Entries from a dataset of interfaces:
--*--

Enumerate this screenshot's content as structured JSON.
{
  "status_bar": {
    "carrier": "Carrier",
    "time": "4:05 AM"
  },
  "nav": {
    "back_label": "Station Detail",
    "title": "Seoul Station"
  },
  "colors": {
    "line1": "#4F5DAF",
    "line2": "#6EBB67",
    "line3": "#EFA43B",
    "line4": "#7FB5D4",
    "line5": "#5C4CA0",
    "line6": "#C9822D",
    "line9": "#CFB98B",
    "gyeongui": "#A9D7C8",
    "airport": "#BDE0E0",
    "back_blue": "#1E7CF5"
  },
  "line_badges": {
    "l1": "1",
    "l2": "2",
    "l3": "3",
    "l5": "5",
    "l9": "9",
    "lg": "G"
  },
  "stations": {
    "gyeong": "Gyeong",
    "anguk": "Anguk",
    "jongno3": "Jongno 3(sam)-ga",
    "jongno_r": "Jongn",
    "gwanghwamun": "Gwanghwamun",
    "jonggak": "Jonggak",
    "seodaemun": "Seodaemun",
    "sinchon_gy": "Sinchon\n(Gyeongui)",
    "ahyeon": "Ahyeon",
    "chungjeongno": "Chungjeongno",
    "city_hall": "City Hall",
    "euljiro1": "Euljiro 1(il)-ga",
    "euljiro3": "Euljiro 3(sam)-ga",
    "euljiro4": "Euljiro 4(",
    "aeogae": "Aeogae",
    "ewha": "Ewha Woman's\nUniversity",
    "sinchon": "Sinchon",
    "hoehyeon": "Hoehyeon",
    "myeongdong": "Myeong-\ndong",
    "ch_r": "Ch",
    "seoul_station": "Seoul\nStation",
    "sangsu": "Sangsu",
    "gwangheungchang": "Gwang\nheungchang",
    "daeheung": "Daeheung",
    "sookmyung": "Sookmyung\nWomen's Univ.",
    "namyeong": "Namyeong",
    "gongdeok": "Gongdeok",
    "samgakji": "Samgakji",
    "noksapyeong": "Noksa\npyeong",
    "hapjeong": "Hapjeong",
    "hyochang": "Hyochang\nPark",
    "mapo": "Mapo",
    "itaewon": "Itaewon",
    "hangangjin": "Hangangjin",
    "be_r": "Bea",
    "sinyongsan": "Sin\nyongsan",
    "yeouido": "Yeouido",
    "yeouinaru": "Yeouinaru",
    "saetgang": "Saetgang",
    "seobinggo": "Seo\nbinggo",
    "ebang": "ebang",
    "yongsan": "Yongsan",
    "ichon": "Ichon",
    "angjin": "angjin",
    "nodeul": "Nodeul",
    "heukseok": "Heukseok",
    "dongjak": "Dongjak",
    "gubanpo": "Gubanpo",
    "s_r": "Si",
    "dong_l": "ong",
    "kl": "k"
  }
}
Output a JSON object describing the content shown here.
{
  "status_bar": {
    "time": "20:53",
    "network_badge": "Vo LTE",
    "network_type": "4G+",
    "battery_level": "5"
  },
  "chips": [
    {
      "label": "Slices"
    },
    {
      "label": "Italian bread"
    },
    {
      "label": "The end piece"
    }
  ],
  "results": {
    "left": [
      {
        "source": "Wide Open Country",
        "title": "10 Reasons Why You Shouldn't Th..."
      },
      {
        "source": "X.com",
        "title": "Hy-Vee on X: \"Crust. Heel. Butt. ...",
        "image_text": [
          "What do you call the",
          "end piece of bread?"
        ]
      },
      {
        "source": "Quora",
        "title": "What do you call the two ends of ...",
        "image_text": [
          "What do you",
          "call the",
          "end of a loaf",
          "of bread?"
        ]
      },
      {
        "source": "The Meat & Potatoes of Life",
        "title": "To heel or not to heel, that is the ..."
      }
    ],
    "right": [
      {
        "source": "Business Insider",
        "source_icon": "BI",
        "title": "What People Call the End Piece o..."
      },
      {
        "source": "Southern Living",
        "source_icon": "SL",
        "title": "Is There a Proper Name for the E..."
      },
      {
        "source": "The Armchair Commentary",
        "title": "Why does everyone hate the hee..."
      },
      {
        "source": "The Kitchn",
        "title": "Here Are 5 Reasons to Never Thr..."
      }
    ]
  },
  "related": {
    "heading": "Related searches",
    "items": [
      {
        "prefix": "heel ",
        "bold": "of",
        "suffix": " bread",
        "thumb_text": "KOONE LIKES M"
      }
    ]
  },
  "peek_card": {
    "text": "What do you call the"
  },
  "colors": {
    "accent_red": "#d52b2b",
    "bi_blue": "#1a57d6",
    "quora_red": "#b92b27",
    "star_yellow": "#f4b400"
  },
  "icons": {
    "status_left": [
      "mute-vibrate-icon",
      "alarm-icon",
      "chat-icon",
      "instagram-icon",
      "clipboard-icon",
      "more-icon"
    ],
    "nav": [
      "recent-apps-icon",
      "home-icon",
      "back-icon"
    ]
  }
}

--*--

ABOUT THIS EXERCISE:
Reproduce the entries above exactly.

PROBLEM SOLUTION:
Enumerate this screenshot's content as structured JSON.
{
  "status_bar": {
    "carrier": "Carrier",
    "time": "4:05 AM"
  },
  "nav": {
    "back_label": "Station Detail",
    "title": "Seoul Station"
  },
  "colors": {
    "line1": "#4F5DAF",
    "line2": "#6EBB67",
    "line3": "#EFA43B",
    "line4": "#7FB5D4",
    "line5": "#5C4CA0",
    "line6": "#C9822D",
    "line9": "#CFB98B",
    "gyeongui": "#A9D7C8",
    "airport": "#BDE0E0",
    "back_blue": "#1E7CF5"
  },
  "line_badges": {
    "l1": "1",
    "l2": "2",
    "l3": "3",
    "l5": "5",
    "l9": "9",
    "lg": "G"
  },
  "stations": {
    "gyeong": "Gyeong",
    "anguk": "Anguk",
    "jongno3": "Jongno 3(sam)-ga",
    "jongno_r": "Jongn",
    "gwanghwamun": "Gwanghwamun",
    "jonggak": "Jonggak",
    "seodaemun": "Seodaemun",
    "sinchon_gy": "Sinchon\n(Gyeongui)",
    "ahyeon": "Ahyeon",
    "chungjeongno": "Chungjeongno",
    "city_hall": "City Hall",
    "euljiro1": "Euljiro 1(il)-ga",
    "euljiro3": "Euljiro 3(sam)-ga",
    "euljiro4": "Euljiro 4(",
    "aeogae": "Aeogae",
    "ewha": "Ewha Woman's\nUniversity",
    "sinchon": "Sinchon",
    "hoehyeon": "Hoehyeon",
    "myeongdong": "Myeong-\ndong",
    "ch_r": "Ch",
    "seoul_station": "Seoul\nStation",
    "sangsu": "Sangsu",
    "gwangheungchang": "Gwang\nheungchang",
    "daeheung": "Daeheung",
    "sookmyung": "Sookmyung\nWomen's Univ.",
    "namyeong": "Namyeong",
    "gongdeok": "Gongdeok",
    "samgakji": "Samgakji",
    "noksapyeong": "Noksa\npyeong",
    "hapjeong": "Hapjeong",
    "hyochang": "Hyochang\nPark",
    "mapo": "Mapo",
    "itaewon": "Itaewon",
    "hangangjin": "Hangangjin",
    "be_r": "Bea",
    "sinyongsan": "Sin\nyongsan",
    "yeouido": "Yeouido",
    "yeouinaru": "Yeouinaru",
    "saetgang": "Saetgang",
    "seobinggo": "Seo\nbinggo",
    "ebang": "ebang",
    "yongsan": "Yongsan",
    "ichon": "Ichon",
    "angjin": "angjin",
    "nodeul": "Nodeul",
    "heukseok": "Heukseok",
    "dongjak": "Dongjak",
    "gubanpo": "Gubanpo",
    "s_r": "Si",
    "dong_l": "ong",
    "kl": "k"
  }
}
Output a JSON object describing the content shown here.
{
  "status_bar": {
    "time": "20:53",
    "network_badge": "Vo LTE",
    "network_type": "4G+",
    "battery_level": "5"
  },
  "chips": [
    {
      "label": "Slices"
    },
    {
      "label": "Italian bread"
    },
    {
      "label": "The end piece"
    }
  ],
  "results": {
    "left": [
      {
        "source": "Wide Open Country",
        "title": "10 Reasons Why You Shouldn't Th..."
      },
      {
        "source": "X.com",
        "title": "Hy-Vee on X: \"Crust. Heel. Butt. ...",
        "image_text": [
          "What do you call the",
          "end piece of bread?"
        ]
      },
      {
        "source": "Quora",
        "title": "What do you call the two ends of ...",
        "image_text": [
          "What do you",
          "call the",
          "end of a loaf",
          "of bread?"
        ]
      },
      {
        "source": "The Meat & Potatoes of Life",
        "title": "To heel or not to heel, that is the ..."
      }
    ],
    "right": [
      {
        "source": "Business Insider",
        "source_icon": "BI",
        "title": "What People Call the End Piece o..."
      },
      {
        "source": "Southern Living",
        "source_icon": "SL",
        "title": "Is There a Proper Name for the E..."
      },
      {
        "source": "The Armchair Commentary",
        "title": "Why does everyone hate the hee..."
      },
      {
        "source": "The Kitchn",
        "title": "Here Are 5 Reasons to Never Thr..."
      }
    ]
  },
  "related": {
    "heading": "Related searches",
    "items": [
      {
        "prefix": "heel ",
        "bold": "of",
        "suffix": " bread",
        "thumb_text": "KOONE LIKES M"
      }
    ]
  },
  "peek_card": {
    "text": "What do you call the"
  },
  "colors": {
    "accent_red": "#d52b2b",
    "bi_blue": "#1a57d6",
    "quora_red": "#b92b27",
    "star_yellow": "#f4b400"
  },
  "icons": {
    "status_left": [
      "mute-vibrate-icon",
      "alarm-icon",
      "chat-icon",
      "instagram-icon",
      "clipboard-icon",
      "more-icon"
    ],
    "nav": [
      "recent-apps-icon",
      "home-icon",
      "back-icon"
    ]
  }
}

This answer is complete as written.